:: TASK STATEMENT ::
Omit the images, then repeat the listing exactly.

:: DATASET EXCERPTS ::
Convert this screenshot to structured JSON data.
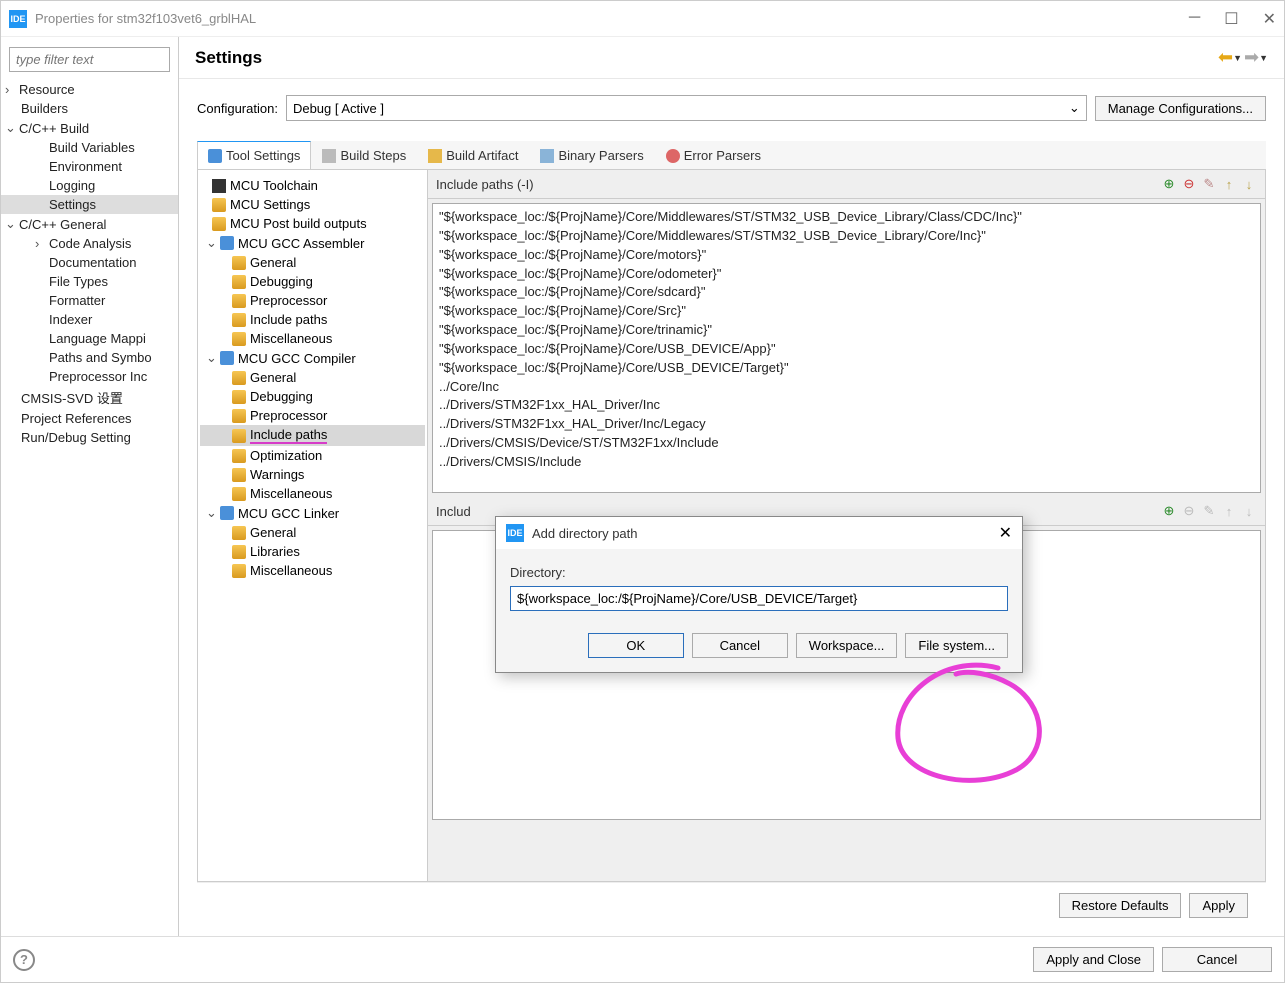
{
  "window": {
    "title": "Properties for stm32f103vet6_grblHAL"
  },
  "filter": {
    "placeholder": "type filter text"
  },
  "leftTree": {
    "resource": "Resource",
    "builders": "Builders",
    "ccbuild": "C/C++ Build",
    "buildvars": "Build Variables",
    "environment": "Environment",
    "logging": "Logging",
    "settings": "Settings",
    "ccgeneral": "C/C++ General",
    "codeanalysis": "Code Analysis",
    "documentation": "Documentation",
    "filetypes": "File Types",
    "formatter": "Formatter",
    "indexer": "Indexer",
    "langmap": "Language Mappi",
    "paths": "Paths and Symbo",
    "preproc": "Preprocessor Inc",
    "cmsis": "CMSIS-SVD 设置",
    "projrefs": "Project References",
    "rundebug": "Run/Debug Setting"
  },
  "header": {
    "title": "Settings"
  },
  "config": {
    "label": "Configuration:",
    "value": "Debug  [ Active ]",
    "manage": "Manage Configurations..."
  },
  "tabs": {
    "tool": "Tool Settings",
    "steps": "Build Steps",
    "artifact": "Build Artifact",
    "binary": "Binary Parsers",
    "error": "Error Parsers"
  },
  "toolTree": {
    "toolchain": "MCU Toolchain",
    "mcusettings": "MCU Settings",
    "postbuild": "MCU Post build outputs",
    "assembler": "MCU GCC Assembler",
    "general": "General",
    "debugging": "Debugging",
    "preprocessor": "Preprocessor",
    "includepaths": "Include paths",
    "misc": "Miscellaneous",
    "compiler": "MCU GCC Compiler",
    "optimization": "Optimization",
    "warnings": "Warnings",
    "linker": "MCU GCC Linker",
    "libraries": "Libraries"
  },
  "includes": {
    "header": "Include paths (-I)",
    "header2": "Includ",
    "paths": [
      "\"${workspace_loc:/${ProjName}/Core/Middlewares/ST/STM32_USB_Device_Library/Class/CDC/Inc}\"",
      "\"${workspace_loc:/${ProjName}/Core/Middlewares/ST/STM32_USB_Device_Library/Core/Inc}\"",
      "\"${workspace_loc:/${ProjName}/Core/motors}\"",
      "\"${workspace_loc:/${ProjName}/Core/odometer}\"",
      "\"${workspace_loc:/${ProjName}/Core/sdcard}\"",
      "\"${workspace_loc:/${ProjName}/Core/Src}\"",
      "\"${workspace_loc:/${ProjName}/Core/trinamic}\"",
      "\"${workspace_loc:/${ProjName}/Core/USB_DEVICE/App}\"",
      "\"${workspace_loc:/${ProjName}/Core/USB_DEVICE/Target}\"",
      "../Core/Inc",
      "../Drivers/STM32F1xx_HAL_Driver/Inc",
      "../Drivers/STM32F1xx_HAL_Driver/Inc/Legacy",
      "../Drivers/CMSIS/Device/ST/STM32F1xx/Include",
      "../Drivers/CMSIS/Include"
    ]
  },
  "dialog": {
    "title": "Add directory path",
    "label": "Directory:",
    "value": "${workspace_loc:/${ProjName}/Core/USB_DEVICE/Target}",
    "ok": "OK",
    "cancel": "Cancel",
    "workspace": "Workspace...",
    "filesystem": "File system..."
  },
  "buttons": {
    "restore": "Restore Defaults",
    "apply": "Apply",
    "applyclose": "Apply and Close",
    "cancel": "Cancel"
  }
}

:: TASK ANSWER ::
Convert this screenshot to structured JSON data.
{
  "window": {
    "title": "Properties for stm32f103vet6_grblHAL"
  },
  "filter": {
    "placeholder": "type filter text"
  },
  "leftTree": {
    "resource": "Resource",
    "builders": "Builders",
    "ccbuild": "C/C++ Build",
    "buildvars": "Build Variables",
    "environment": "Environment",
    "logging": "Logging",
    "settings": "Settings",
    "ccgeneral": "C/C++ General",
    "codeanalysis": "Code Analysis",
    "documentation": "Documentation",
    "filetypes": "File Types",
    "formatter": "Formatter",
    "indexer": "Indexer",
    "langmap": "Language Mappi",
    "paths": "Paths and Symbo",
    "preproc": "Preprocessor Inc",
    "cmsis": "CMSIS-SVD 设置",
    "projrefs": "Project References",
    "rundebug": "Run/Debug Setting"
  },
  "header": {
    "title": "Settings"
  },
  "config": {
    "label": "Configuration:",
    "value": "Debug  [ Active ]",
    "manage": "Manage Configurations..."
  },
  "tabs": {
    "tool": "Tool Settings",
    "steps": "Build Steps",
    "artifact": "Build Artifact",
    "binary": "Binary Parsers",
    "error": "Error Parsers"
  },
  "toolTree": {
    "toolchain": "MCU Toolchain",
    "mcusettings": "MCU Settings",
    "postbuild": "MCU Post build outputs",
    "assembler": "MCU GCC Assembler",
    "general": "General",
    "debugging": "Debugging",
    "preprocessor": "Preprocessor",
    "includepaths": "Include paths",
    "misc": "Miscellaneous",
    "compiler": "MCU GCC Compiler",
    "optimization": "Optimization",
    "warnings": "Warnings",
    "linker": "MCU GCC Linker",
    "libraries": "Libraries"
  },
  "includes": {
    "header": "Include paths (-I)",
    "header2": "Includ",
    "paths": [
      "\"${workspace_loc:/${ProjName}/Core/Middlewares/ST/STM32_USB_Device_Library/Class/CDC/Inc}\"",
      "\"${workspace_loc:/${ProjName}/Core/Middlewares/ST/STM32_USB_Device_Library/Core/Inc}\"",
      "\"${workspace_loc:/${ProjName}/Core/motors}\"",
      "\"${workspace_loc:/${ProjName}/Core/odometer}\"",
      "\"${workspace_loc:/${ProjName}/Core/sdcard}\"",
      "\"${workspace_loc:/${ProjName}/Core/Src}\"",
      "\"${workspace_loc:/${ProjName}/Core/trinamic}\"",
      "\"${workspace_loc:/${ProjName}/Core/USB_DEVICE/App}\"",
      "\"${workspace_loc:/${ProjName}/Core/USB_DEVICE/Target}\"",
      "../Core/Inc",
      "../Drivers/STM32F1xx_HAL_Driver/Inc",
      "../Drivers/STM32F1xx_HAL_Driver/Inc/Legacy",
      "../Drivers/CMSIS/Device/ST/STM32F1xx/Include",
      "../Drivers/CMSIS/Include"
    ]
  },
  "dialog": {
    "title": "Add directory path",
    "label": "Directory:",
    "value": "${workspace_loc:/${ProjName}/Core/USB_DEVICE/Target}",
    "ok": "OK",
    "cancel": "Cancel",
    "workspace": "Workspace...",
    "filesystem": "File system..."
  },
  "buttons": {
    "restore": "Restore Defaults",
    "apply": "Apply",
    "applyclose": "Apply and Close",
    "cancel": "Cancel"
  }
}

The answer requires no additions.